In the case before us, defense counsel, while he was employed by the State's Attorney's office, was not involved in defendant's case. Although he had, 4 1/2 years earlier, prosecuted and convicted defendant on a prior burglary charge, he had no recollection thereof during the trial. Obviously, the "subliminal effects" referred to in Stoval (40 Ill.2d 109, 113) and "subtle influences" suggested in Kester (66 Ill.2d 162, 163) need not concern us here for those factors require an awareness, not present here, of the facts creating them. In our judgment it is entirely clear that no conflict of interest arose under the facts of this case, and we need not speculate as to the result had counsel recalled the former prosecution. Accordingly, we decline to extend Kester to the facts of this case.
Finally, citing Holloway v. Arkansas (1978), 435 U.S. 475, 55 L.Ed.2d 426, 98 S.Ct. 1173, defendant contends that once counsel raised the possibility that a conflict of interest existed, the trial court had a duty to either make an inquiry regarding the substance of defense counsel's representations or accept counsel's word that a conflict of interest existed. In Holloway, the United States Supreme Court held that where counsel appointed to represent several co-defendants in a joint trial makes a timely pretrial motion for appointment of separate counsel due to the risk of a conflict of interest, the failure of the trial court to either appoint separate counsel or to take adequate steps to ascertain whether the risk is too remote to warrant separate counsel denies defendants their constitutional right to assistance of counsel and requires reversal.

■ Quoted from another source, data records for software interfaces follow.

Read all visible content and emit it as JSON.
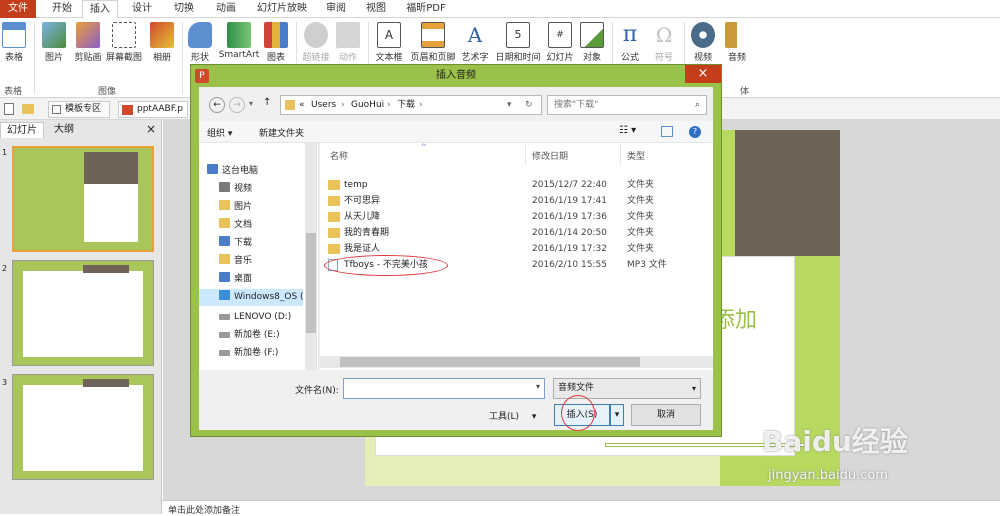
{
  "ribbon_tabs": [
    "文件",
    "开始",
    "插入",
    "设计",
    "切换",
    "动画",
    "幻灯片放映",
    "审阅",
    "视图",
    "福昕PDF"
  ],
  "ribbon_buttons": [
    {
      "label": "表格",
      "icon": "table-icon"
    },
    {
      "label": "图片",
      "icon": "picture-icon"
    },
    {
      "label": "剪贴画",
      "icon": "clipart-icon"
    },
    {
      "label": "屏幕截图",
      "icon": "screenshot-icon"
    },
    {
      "label": "相册",
      "icon": "photo-album-icon"
    },
    {
      "label": "形状",
      "icon": "shapes-icon"
    },
    {
      "label": "SmartArt",
      "icon": "smartart-icon"
    },
    {
      "label": "图表",
      "icon": "chart-icon"
    },
    {
      "label": "超链接",
      "icon": "hyperlink-icon"
    },
    {
      "label": "动作",
      "icon": "action-icon"
    },
    {
      "label": "文本框",
      "icon": "textbox-icon"
    },
    {
      "label": "页眉和页脚",
      "icon": "header-footer-icon"
    },
    {
      "label": "艺术字",
      "icon": "wordart-icon"
    },
    {
      "label": "日期和时间",
      "icon": "date-time-icon"
    },
    {
      "label": "幻灯片",
      "icon": "slide-number-icon"
    },
    {
      "label": "对象",
      "icon": "object-icon"
    },
    {
      "label": "公式",
      "icon": "equation-icon"
    },
    {
      "label": "符号",
      "icon": "symbol-icon"
    },
    {
      "label": "视频",
      "icon": "video-icon"
    },
    {
      "label": "音频",
      "icon": "audio-icon"
    }
  ],
  "ribbon_groups": {
    "tables": "表格",
    "images": "图像",
    "media": "体"
  },
  "doc_tabs": {
    "template": "模板专区",
    "file": "pptAABF.p"
  },
  "left_pane": {
    "tab_slides": "幻灯片",
    "tab_outline": "大纲",
    "slide_numbers": [
      "1",
      "2",
      "3"
    ]
  },
  "slide": {
    "placeholder_text": "添加"
  },
  "notes": {
    "placeholder": "单击此处添加备注"
  },
  "watermark": {
    "brand": "Baidu经验",
    "url": "jingyan.baidu.com"
  },
  "dialog": {
    "title": "插入音频",
    "address": {
      "root": "«",
      "path": [
        "Users",
        "GuoHui",
        "下载"
      ]
    },
    "search_placeholder": "搜索\"下载\"",
    "toolbar": {
      "organize": "组织 ▾",
      "new_folder": "新建文件夹"
    },
    "nav_items": [
      "这台电脑",
      "视频",
      "图片",
      "文档",
      "下载",
      "音乐",
      "桌面",
      "Windows8_OS (",
      "LENOVO (D:)",
      "新加卷 (E:)",
      "新加卷 (F:)"
    ],
    "columns": {
      "name": "名称",
      "date": "修改日期",
      "type": "类型"
    },
    "files": [
      {
        "name": "temp",
        "date": "2015/12/7 22:40",
        "type": "文件夹",
        "kind": "folder"
      },
      {
        "name": "不可思异",
        "date": "2016/1/19 17:41",
        "type": "文件夹",
        "kind": "folder"
      },
      {
        "name": "从天儿降",
        "date": "2016/1/19 17:36",
        "type": "文件夹",
        "kind": "folder"
      },
      {
        "name": "我的青春期",
        "date": "2016/1/14 20:50",
        "type": "文件夹",
        "kind": "folder"
      },
      {
        "name": "我是证人",
        "date": "2016/1/19 17:32",
        "type": "文件夹",
        "kind": "folder"
      },
      {
        "name": "Tfboys - 不完美小孩",
        "date": "2016/2/10 15:55",
        "type": "MP3 文件",
        "kind": "mp3"
      }
    ],
    "filename_label": "文件名(N):",
    "filename_value": "",
    "filetype": "音频文件",
    "tools": "工具(L)",
    "insert": "插入(S)",
    "cancel": "取消"
  },
  "colors": {
    "file_tab": "#c43e1c",
    "dialog_frame": "#9ac14a",
    "slide_green": "#a8c65a",
    "highlight_red": "#e0383b"
  }
}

Holloway, however, is inapposite here. It dealt with a pretrial request for separate counsel due to a possible conflict of interest, while defense counsel here made a supplemental post-trial motion for a new trial based on an alleged conflict of interest. Furthermore, this case does not involve the Holloway issue of joint representation of co-defendants. Finally, defendant overlooks the fact that the trial judge in this case did make inquiry of counsel regarding the foundation for his allegations that a conflict of interest existed, and determined that counsel neither recalled the former prosecution until the trial had ended nor had his previous work in the State's Attorney's office included defendant's case.
There is, in our judgment, an additional ground for reversal not discussed by the parties but which we believe deserves mention. The logical inferences from this record are that had defendant not denied that it was he who was the subject of the 1972 prosecution and conviction, defense counsel would have realized prior to trial, as he did after the trial, that he had prosecuted the 1972 case against defendant. The question of a conflict, if one was thought to exist, could then have been explored in timely fashion. To now reward defendant's deceit with a new trial would make a mockery of the truth-seeking process upon which our system of justice is founded.
The judgment of the appellate court reversing the circuit court and remanding the cause to the trial court is reversed, and the cause remanded to the appellate court for consideration of the ...